A recent study has reported that the BDNF–mTOR pathway in the nucleus accumbens were downregulated in post-traumatic stress disorder rat models, whereas this downregulation was recovered by a metabolite of ketamine, (2R, 6R)-HNK, administration.44 Accordingly, we found that the BDNF–mTOR pathway was deficient in the hippocampus, whereas YL-0919 treatment restores this defect along with alleviated anxiety–depressive-like behavior in PPD-like mice, thus normal functioning of the BDNF–mTOR pathway is essential for σ-1 receptor agonists to exert their anxiolytic and antidepressant effects. mTOR is a downstream modulator of BDNF that plays a key role in brain-specific processes, such as learning and synaptic plasticity.44 Herein, DCX immunofluorescence and Golgi staining also provided similar evidence that YL-0919 can promote hippocampal neurogenesis in PPD-like mice. Taken together, the present study suggests that the beneficial effects of YL-0919 on mood and behavior in PPD-like mice are associated with in vivo σ-1 receptor activation and improved neurogenesis to enhance synaptic plasticity (Fig. 7).

Given these results and the previous work described above, σ-1 receptors are highly likely to be involved in this complex regulatory mechanism in PPD. Nevertheless, there are several limitations in the present research. On the one hand, we observed that σ-1 receptors are involved in the modulation of the GABA/Glu signaling system in PPD; however, data obtained with different methods cannot be integrated into a single coherent picture, and multidisciplinary approaches will be required to grasp the significance between the σ-1 receptor and GABA/Glu system in maintaining normal excitation/inhibition signal.

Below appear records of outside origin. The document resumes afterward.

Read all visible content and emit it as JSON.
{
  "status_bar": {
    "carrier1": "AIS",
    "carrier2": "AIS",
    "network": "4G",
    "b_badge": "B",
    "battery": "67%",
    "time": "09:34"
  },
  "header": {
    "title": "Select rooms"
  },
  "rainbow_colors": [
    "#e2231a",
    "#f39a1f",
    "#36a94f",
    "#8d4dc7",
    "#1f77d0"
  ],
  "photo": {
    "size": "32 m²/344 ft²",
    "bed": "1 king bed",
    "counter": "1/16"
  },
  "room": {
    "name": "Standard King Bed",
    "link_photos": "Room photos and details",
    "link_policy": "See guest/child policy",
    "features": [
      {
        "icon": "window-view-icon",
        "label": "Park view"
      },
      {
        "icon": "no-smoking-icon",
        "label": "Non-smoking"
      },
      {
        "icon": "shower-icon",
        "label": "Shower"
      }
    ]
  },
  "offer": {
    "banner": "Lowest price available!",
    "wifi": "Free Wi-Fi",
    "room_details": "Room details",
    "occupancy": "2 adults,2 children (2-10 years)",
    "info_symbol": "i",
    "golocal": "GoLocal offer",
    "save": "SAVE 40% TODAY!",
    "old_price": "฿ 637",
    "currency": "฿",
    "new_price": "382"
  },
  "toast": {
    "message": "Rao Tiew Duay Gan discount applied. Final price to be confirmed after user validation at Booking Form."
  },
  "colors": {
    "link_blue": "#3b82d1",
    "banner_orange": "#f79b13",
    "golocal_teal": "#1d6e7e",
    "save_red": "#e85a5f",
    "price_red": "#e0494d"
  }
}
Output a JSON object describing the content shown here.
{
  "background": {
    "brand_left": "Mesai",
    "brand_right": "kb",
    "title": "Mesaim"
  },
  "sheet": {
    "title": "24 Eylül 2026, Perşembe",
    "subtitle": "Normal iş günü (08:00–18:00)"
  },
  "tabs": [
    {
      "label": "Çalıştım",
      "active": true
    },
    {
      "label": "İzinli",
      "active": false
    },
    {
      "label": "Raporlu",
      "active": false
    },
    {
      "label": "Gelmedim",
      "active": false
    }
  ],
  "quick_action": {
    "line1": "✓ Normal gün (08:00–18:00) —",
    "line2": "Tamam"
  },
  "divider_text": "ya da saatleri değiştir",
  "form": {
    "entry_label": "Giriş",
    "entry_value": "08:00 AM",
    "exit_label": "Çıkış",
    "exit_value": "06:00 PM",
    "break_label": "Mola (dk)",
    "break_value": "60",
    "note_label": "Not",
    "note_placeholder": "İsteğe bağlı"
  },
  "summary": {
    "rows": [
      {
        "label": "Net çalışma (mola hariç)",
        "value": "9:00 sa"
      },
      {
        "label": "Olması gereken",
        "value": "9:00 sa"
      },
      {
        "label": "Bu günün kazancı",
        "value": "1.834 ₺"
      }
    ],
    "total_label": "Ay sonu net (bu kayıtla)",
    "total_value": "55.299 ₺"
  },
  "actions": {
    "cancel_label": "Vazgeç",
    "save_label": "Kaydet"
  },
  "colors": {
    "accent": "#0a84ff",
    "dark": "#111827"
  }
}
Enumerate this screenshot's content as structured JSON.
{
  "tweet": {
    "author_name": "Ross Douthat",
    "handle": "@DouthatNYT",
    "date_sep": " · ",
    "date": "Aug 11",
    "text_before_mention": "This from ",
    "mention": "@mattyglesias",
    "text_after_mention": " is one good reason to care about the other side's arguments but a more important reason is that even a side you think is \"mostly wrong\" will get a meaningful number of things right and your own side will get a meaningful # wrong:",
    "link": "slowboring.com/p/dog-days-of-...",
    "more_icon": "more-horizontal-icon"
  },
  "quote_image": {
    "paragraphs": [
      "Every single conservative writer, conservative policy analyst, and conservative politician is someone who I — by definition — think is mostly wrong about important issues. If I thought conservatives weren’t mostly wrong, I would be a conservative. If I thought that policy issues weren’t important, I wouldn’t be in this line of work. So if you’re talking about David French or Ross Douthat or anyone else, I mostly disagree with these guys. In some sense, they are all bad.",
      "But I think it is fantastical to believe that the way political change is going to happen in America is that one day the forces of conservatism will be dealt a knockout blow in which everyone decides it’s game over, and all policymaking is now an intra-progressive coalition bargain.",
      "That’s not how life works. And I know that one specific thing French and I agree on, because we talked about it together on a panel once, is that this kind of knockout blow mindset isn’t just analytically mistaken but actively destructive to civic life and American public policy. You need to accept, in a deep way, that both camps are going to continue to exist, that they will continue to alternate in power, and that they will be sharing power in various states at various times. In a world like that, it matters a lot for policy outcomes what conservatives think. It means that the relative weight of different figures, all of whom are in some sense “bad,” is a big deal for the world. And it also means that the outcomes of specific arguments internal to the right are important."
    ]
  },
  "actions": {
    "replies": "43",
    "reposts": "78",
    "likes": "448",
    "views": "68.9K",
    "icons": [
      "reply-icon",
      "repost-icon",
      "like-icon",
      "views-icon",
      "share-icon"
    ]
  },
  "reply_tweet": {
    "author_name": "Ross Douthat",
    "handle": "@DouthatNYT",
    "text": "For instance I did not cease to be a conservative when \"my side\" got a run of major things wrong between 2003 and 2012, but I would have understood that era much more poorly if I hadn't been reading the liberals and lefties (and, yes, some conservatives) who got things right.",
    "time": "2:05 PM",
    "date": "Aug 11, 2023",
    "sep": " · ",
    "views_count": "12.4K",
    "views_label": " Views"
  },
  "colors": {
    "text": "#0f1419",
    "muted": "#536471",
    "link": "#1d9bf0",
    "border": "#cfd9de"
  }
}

On the other hand, the current study mainly focuses on the hippocampus brain region; other regions may also be responsible for the progression of PPD. Thus, it would be interesting to observe region-specific regulation of BDNF–mTOR signaling by the activation of the σ-1 receptor, such as the dorsal and ventral hippocampus, mPFC, and amygdala.

In summary, these findings highlight how YL-0919 can exert widespread effects on the hippocampus region of the brain, providing new insight into neuron-specific synaptic plasticity mechanisms. YL-0919 rapidly restore the excitation/inhibition signal in the brain by activating σ-1 receptors to modulate GABA/Glu signaling, and then normalize the HPA axis signal, thus promoting hippocampal neuroplasticity. Novel compounds targeting the σ-1 receptor may inform the advancement of novel treatments for PPD.